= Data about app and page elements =
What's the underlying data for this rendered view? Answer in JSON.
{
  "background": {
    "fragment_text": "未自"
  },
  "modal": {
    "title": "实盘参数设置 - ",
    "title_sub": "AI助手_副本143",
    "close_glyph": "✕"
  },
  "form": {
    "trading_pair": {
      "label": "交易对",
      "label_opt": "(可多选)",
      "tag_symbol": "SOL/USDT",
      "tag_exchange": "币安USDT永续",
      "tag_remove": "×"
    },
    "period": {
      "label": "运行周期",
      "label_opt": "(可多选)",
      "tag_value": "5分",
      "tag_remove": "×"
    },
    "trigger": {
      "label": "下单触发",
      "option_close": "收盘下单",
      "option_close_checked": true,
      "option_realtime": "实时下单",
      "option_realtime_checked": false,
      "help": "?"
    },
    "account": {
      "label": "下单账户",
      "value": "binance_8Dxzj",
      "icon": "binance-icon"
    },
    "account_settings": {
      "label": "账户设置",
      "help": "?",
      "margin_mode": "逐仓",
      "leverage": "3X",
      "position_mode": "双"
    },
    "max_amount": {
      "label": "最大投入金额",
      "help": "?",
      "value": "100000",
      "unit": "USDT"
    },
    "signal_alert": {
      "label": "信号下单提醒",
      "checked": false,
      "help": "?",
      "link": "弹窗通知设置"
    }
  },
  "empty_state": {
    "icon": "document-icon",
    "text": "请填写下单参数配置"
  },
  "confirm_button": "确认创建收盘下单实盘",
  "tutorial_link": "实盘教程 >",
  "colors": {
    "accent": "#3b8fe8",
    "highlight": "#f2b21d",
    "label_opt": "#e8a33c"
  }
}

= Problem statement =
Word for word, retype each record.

= Response area =
What's the underlying data for this rendered view? Answer in JSON.
{
  "background": {
    "fragment_text": "未自"
  },
  "modal": {
    "title": "实盘参数设置 - ",
    "title_sub": "AI助手_副本143",
    "close_glyph": "✕"
  },
  "form": {
    "trading_pair": {
      "label": "交易对",
      "label_opt": "(可多选)",
      "tag_symbol": "SOL/USDT",
      "tag_exchange": "币安USDT永续",
      "tag_remove": "×"
    },
    "period": {
      "label": "运行周期",
      "label_opt": "(可多选)",
      "tag_value": "5分",
      "tag_remove": "×"
    },
    "trigger": {
      "label": "下单触发",
      "option_close": "收盘下单",
      "option_close_checked": true,
      "option_realtime": "实时下单",
      "option_realtime_checked": false,
      "help": "?"
    },
    "account": {
      "label": "下单账户",
      "value": "binance_8Dxzj",
      "icon": "binance-icon"
    },
    "account_settings": {
      "label": "账户设置",
      "help": "?",
      "margin_mode": "逐仓",
      "leverage": "3X",
      "position_mode": "双"
    },
    "max_amount": {
      "label": "最大投入金额",
      "help": "?",
      "value": "100000",
      "unit": "USDT"
    },
    "signal_alert": {
      "label": "信号下单提醒",
      "checked": false,
      "help": "?",
      "link": "弹窗通知设置"
    }
  },
  "empty_state": {
    "icon": "document-icon",
    "text": "请填写下单参数配置"
  },
  "confirm_button": "确认创建收盘下单实盘",
  "tutorial_link": "实盘教程 >",
  "colors": {
    "accent": "#3b8fe8",
    "highlight": "#f2b21d",
    "label_opt": "#e8a33c"
  }
}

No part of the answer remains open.